Though it is good for students to understand that quite often there is no interesting effect, we would like students to have the satisfaction of finding interesting effects in the data, especially at the start. Interesting effects can be particularly exciting if the data is real, and they can apply their findings to the real world context. Student-collected-data is risky in terms of finding any noticeable relationships. It can be disappointing to do a long and involved study and find no effects. Databases from known studies can provide good effects, but unfortunately the variables with no effect tend to be left out of the databases, giving a false sense that there will always be effects. When we generate our fictional data, we make sure that there are the relationships we would like there, with enough interaction and noise. This is a highly skilled process, honed by decades of making up data for student assessment at university. (Guilty admission)
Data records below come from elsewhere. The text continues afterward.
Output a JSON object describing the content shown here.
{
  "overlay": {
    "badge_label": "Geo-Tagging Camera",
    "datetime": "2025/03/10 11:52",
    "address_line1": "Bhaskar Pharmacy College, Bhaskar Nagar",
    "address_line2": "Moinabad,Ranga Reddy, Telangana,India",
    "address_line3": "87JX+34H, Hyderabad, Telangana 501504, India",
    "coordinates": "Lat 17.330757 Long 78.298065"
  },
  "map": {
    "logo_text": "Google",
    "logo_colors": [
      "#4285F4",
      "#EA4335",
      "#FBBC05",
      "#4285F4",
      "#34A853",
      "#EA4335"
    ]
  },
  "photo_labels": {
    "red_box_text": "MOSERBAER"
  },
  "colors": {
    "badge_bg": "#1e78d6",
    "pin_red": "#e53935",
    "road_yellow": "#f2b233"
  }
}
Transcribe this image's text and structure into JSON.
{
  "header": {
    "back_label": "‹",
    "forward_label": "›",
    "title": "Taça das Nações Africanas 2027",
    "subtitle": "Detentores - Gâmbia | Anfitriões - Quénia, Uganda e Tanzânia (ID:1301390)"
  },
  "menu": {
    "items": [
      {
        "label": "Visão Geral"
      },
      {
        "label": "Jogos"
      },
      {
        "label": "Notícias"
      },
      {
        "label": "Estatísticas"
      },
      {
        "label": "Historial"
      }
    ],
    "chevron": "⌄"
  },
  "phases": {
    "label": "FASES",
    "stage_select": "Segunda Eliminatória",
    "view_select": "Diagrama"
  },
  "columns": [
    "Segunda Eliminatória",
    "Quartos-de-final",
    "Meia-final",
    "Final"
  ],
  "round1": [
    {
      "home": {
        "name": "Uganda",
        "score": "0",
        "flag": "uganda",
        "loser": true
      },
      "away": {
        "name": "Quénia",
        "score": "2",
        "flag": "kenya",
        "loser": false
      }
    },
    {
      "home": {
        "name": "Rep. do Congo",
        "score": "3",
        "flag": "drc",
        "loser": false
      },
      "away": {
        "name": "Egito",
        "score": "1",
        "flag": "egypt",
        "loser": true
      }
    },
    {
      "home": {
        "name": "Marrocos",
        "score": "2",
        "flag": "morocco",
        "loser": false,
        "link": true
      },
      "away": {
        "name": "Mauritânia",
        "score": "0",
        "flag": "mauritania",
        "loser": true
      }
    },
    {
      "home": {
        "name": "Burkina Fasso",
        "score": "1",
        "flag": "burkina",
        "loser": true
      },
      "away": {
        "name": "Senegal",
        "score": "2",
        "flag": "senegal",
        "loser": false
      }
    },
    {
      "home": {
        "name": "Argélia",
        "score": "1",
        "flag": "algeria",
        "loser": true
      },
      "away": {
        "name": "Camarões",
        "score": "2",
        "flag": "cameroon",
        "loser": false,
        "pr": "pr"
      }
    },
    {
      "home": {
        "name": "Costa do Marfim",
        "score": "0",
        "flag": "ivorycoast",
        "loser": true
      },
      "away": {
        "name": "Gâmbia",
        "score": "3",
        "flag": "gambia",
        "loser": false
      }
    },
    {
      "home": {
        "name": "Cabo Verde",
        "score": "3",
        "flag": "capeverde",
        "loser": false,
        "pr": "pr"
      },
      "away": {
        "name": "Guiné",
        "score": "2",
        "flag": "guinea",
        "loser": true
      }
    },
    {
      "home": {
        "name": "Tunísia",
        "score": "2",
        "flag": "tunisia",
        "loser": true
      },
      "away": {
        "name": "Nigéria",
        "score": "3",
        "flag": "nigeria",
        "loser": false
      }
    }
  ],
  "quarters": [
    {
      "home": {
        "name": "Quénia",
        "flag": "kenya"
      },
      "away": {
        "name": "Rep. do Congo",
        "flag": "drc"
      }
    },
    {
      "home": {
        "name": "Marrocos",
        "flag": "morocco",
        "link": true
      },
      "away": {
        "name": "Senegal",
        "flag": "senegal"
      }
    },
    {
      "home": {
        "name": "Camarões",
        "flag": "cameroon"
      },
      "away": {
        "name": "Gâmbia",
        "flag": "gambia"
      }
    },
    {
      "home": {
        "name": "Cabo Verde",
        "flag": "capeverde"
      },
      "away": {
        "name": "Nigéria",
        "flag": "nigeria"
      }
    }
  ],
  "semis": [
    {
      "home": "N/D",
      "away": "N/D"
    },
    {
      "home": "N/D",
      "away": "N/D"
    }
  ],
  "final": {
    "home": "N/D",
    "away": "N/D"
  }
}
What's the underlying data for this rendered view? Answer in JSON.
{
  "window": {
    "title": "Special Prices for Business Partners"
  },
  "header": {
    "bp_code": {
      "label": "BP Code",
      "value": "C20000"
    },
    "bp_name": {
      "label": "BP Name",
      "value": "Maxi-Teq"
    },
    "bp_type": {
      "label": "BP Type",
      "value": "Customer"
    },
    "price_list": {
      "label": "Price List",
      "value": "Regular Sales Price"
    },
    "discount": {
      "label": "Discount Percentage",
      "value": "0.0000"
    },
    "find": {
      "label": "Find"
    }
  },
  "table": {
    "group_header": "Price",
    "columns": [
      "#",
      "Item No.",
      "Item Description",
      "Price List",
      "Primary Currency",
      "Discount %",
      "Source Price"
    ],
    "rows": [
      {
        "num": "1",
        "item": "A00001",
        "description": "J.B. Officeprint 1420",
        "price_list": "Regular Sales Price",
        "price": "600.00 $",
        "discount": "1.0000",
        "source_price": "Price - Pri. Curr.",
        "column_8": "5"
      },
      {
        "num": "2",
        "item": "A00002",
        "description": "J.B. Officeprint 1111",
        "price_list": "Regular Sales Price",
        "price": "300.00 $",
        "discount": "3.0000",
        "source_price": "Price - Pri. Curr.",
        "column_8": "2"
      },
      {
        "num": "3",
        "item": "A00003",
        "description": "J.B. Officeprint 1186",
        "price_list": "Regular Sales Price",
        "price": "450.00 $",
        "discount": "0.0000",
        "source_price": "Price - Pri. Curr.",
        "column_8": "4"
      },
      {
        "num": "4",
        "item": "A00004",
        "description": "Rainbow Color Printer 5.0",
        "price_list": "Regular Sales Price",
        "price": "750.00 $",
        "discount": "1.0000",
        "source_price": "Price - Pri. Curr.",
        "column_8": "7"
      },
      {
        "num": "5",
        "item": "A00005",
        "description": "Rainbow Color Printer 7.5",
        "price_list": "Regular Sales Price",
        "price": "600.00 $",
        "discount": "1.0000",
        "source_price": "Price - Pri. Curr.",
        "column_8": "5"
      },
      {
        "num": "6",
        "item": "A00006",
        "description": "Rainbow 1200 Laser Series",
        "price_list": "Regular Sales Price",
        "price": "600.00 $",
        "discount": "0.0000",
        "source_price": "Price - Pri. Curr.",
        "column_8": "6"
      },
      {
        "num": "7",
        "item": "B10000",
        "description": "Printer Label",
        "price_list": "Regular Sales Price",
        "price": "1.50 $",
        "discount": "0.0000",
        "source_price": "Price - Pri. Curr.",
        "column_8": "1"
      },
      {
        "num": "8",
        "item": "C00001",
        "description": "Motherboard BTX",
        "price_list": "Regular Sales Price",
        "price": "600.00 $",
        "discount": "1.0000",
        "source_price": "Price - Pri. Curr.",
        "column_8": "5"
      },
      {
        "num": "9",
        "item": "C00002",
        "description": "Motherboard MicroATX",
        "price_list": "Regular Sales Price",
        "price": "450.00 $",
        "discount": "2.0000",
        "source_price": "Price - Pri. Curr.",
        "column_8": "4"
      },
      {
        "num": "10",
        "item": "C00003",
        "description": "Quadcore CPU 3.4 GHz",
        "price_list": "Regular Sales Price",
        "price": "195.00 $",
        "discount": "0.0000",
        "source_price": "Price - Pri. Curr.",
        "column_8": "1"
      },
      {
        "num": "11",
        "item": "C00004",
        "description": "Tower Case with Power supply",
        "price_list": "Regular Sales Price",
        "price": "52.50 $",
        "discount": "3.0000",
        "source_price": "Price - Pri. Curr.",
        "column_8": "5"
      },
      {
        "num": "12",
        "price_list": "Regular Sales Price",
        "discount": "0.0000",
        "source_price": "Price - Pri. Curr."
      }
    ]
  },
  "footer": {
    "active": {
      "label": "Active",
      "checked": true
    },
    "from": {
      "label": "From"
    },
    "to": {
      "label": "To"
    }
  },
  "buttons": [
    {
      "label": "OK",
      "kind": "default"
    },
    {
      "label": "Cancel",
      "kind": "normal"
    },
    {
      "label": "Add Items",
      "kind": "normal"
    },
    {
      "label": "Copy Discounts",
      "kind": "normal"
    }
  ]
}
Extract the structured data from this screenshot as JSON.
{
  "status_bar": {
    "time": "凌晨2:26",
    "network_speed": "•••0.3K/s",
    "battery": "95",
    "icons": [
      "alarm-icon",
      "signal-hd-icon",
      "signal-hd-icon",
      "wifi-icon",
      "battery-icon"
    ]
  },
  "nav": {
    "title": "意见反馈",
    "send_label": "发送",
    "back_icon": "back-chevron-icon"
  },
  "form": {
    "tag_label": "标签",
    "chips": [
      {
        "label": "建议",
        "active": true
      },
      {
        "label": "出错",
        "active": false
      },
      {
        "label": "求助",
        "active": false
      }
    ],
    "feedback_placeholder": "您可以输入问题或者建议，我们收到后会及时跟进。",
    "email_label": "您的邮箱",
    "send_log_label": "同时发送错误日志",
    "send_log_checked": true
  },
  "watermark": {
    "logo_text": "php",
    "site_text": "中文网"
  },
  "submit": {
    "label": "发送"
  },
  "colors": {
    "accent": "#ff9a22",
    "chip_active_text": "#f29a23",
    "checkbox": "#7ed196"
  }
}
There are ethical issues to be addressed in the collection of real data from people the students know. Informed consent should be granted, and there needs to be thorough vetting. Young students (and not so young) can be damagingly direct in their questions. You may need to explain that it can be upsetting for people to be asked if they have been beaten or bullied. When using fictional data, that may appear real, such as the Islands data, it is important for students to be aware that the data is not real, even though it is based on real effects. This was one of the reasons we chose to build our first database on dragons, as we hope that will remove any concerns about whether the data is real or not!
The following table summarises the post.
|Real data collected by the students||Real existing database||Fictional data|
(The Islands, Kiwi Kapers, Dragons, Desserts)
|Data collection||Real experience||Nil||Sometimes|
|Dirty data||Always||Seldom||Can be controlled|
|Motivating||Can be||Can be||Must be!|
|Enough data||Time consuming, difficult||Hard to find||Always|
|Meaningful question||Sometimes. Can be trivial||Can be difficult||Part of the fictional scenario|
|Variables||Tend towards nominal||Often too few variables||Generate as needed|
|Ethical issues||Often||Usually fine||Need to manage reality|
|Effects||Unpredictable||Can be obvious or trivial, or difficult||Can be managed|